‘Trussell Trust’ Campaign Response

The SNP Scottish Government has prioritised food security before the pandemic due to the harmful impacts of Tory Government welfare cuts, and will continue to do so through the recovery from the Coronavirus crisis. 

Over the past year, the SNP Scottish Government have allocated over £1 billion to help people and communities in Scotland impacted by Covid-19, including: 

  • making over £140 million available since the outset of the pandemic to tackle food insecurity including boxes for those shielding and around £51 million to continue Free School Meal provision during school closures, holidays and periods of online learning up to Easter 2021; 
  • putting £14.4 million in the pockets of families for over 144,000 children through our £100 COVID Winter Hardship Payment – with £16.8 million committed for a further spring payment, reaching up to 168,000 children; and 
  • significantly increasing investment in the Scottish Welfare Fund, distributing £57.5 million to ensure support is available for those in need, including an additional £22 million which was distributed to local authorities in response to the Coronavirus outbreak to support people unable to afford the likes of food and fuel. 

Even before the pandemic, millions of families across the UK were already struggling with debt and turning to food banks as a result of Tory austerity policies. 

Therefore, the SNP has been calling on the Tory Government to make the £20 uplift to Universal Credit permanent and extend it to the many disabled people and lone parents on legacy benefits who have missed out on much needed support, as well as to scrap poverty-inducing policies such as the bedroom tax, the benefit cap, and the two-child limit. 
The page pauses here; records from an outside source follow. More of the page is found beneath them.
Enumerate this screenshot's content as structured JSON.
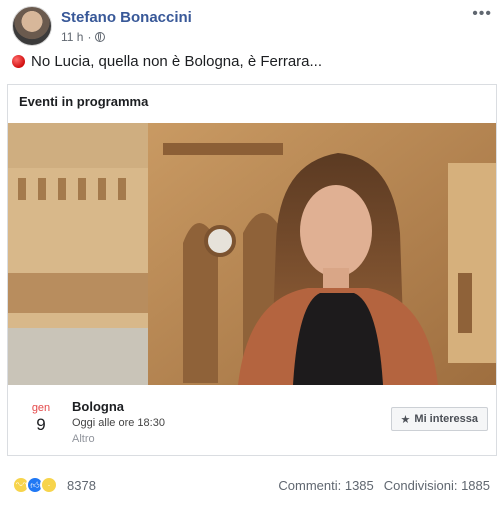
{
  "post": {
    "author": "Stefano Bonaccini",
    "time": "11 h",
    "separator": "·",
    "text": "No Lucia, quella non è Bologna, è Ferrara...",
    "more_icon": "ellipsis-icon",
    "privacy_icon": "globe-icon"
  },
  "event_card": {
    "section_title": "Eventi in programma",
    "month": "gen",
    "day": "9",
    "name": "Bologna",
    "time": "Oggi alle ore 18:30",
    "category": "Altro",
    "interest_button": "Mi interessa",
    "interest_icon": "star-icon"
  },
  "footer": {
    "reactions": [
      "haha",
      "like",
      "sad"
    ],
    "reaction_count": "8378",
    "comments": "Commenti: 1385",
    "shares": "Condivisioni: 1885"
  },
  "colors": {
    "author_link": "#385898",
    "month_red": "#e4494a",
    "like_blue": "#2078f4"
  }
}
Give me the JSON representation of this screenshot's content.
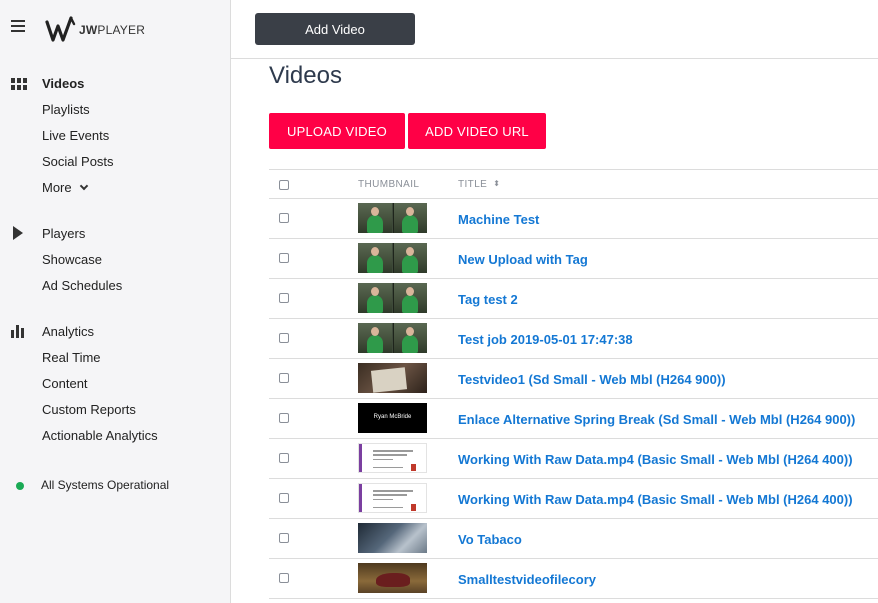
{
  "brand": {
    "name_bold": "JW",
    "name_light": "PLAYER"
  },
  "sidebar": {
    "sections": [
      {
        "icon": "grid-icon",
        "items": [
          {
            "label": "Videos",
            "active": true
          },
          {
            "label": "Playlists"
          },
          {
            "label": "Live Events"
          },
          {
            "label": "Social Posts"
          },
          {
            "label": "More"
          }
        ]
      },
      {
        "icon": "play-icon",
        "items": [
          {
            "label": "Players"
          },
          {
            "label": "Showcase"
          },
          {
            "label": "Ad Schedules"
          }
        ]
      },
      {
        "icon": "bar-chart-icon",
        "items": [
          {
            "label": "Analytics"
          },
          {
            "label": "Real Time"
          },
          {
            "label": "Content"
          },
          {
            "label": "Custom Reports"
          },
          {
            "label": "Actionable Analytics"
          }
        ]
      }
    ],
    "status": {
      "text": "All Systems Operational",
      "color": "#1aaa55"
    }
  },
  "topbar": {
    "add_video_label": "Add Video"
  },
  "main": {
    "title": "Videos",
    "upload_label": "UPLOAD VIDEO",
    "add_url_label": "ADD VIDEO URL",
    "columns": {
      "thumbnail": "THUMBNAIL",
      "title": "TITLE"
    },
    "rows": [
      {
        "title": "Machine Test",
        "thumb": "green"
      },
      {
        "title": "New Upload with Tag",
        "thumb": "green"
      },
      {
        "title": "Tag test 2",
        "thumb": "green"
      },
      {
        "title": "Test job 2019-05-01 17:47:38",
        "thumb": "green"
      },
      {
        "title": "Testvideo1 (Sd Small - Web Mbl (H264 900))",
        "thumb": "paper"
      },
      {
        "title": "Enlace Alternative Spring Break (Sd Small - Web Mbl (H264 900))",
        "thumb": "black",
        "thumb_text": "Ryan McBride"
      },
      {
        "title": "Working With Raw Data.mp4 (Basic Small - Web Mbl (H264 400))",
        "thumb": "slide"
      },
      {
        "title": "Working With Raw Data.mp4 (Basic Small - Web Mbl (H264 400))",
        "thumb": "slide"
      },
      {
        "title": "Vo Tabaco",
        "thumb": "doc"
      },
      {
        "title": "Smalltestvideofilecory",
        "thumb": "shoe"
      }
    ]
  },
  "colors": {
    "accent": "#ff0046",
    "link": "#1478d4",
    "dark_button": "#3a3f47"
  }
}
Whilst 85% of welfare expenditure and income-replacement benefits remain reserved to Westminster, the SNP Scottish Government has been using its limited devolved powers to prevent the number of families relying on food banks from increasing further. 

The SNP Scottish Government recognise that one of the key drivers to tackling poverty is increasing family incomes, including through social security. That is why, we have made over 148,000 Best Start Grant and Best Start Foods payments, putting £46.9 million in the pockets of low-income families to help with expenses during a child’s early years.  

The game-changing Scottish Child Payment has now started making payments to thousands of families. Using new social security powers, Scotland is the only part of the UK introducing this ambitious measure to tackle child poverty. 

We have also introduced Baby Boxes, which provide families with essential items needed in the first six months of a child’s life. 

If re-elected, we will: 

  • begin work to deliver a Minimum Income Guarantee to ensure our recovery delivers a fairer Scotland for everyone no matter their circumstances; 
  • double the Scottish Child Payment to £20 per child per week to lift thousands of families and children out of poverty and provide a cash grant of £520 for every family with children in receipt of free school meals until the full rollout of Scottish Child Payment is complete; 
  • publish a new four year delivery plan to lift children out of poverty, backed by a £50 million fund; 
  • increase the amount of Best Start Food payments to £4.50 per week and increase eligibility by around 50% to all in receipt of Universal Credit – backed by £20 million; 
  • guarantee the budget for the Scottish Welfare Fund and carry out a review of its purpose and operation to make sure it works as well as possible in all parts of the country; and 
  • enshrine the right to food in law as the cornerstone of being a Good Food Nation, which will form part of our commitment to incorporate UN Human Rights charters into Scots Law.

Fiona Hyslop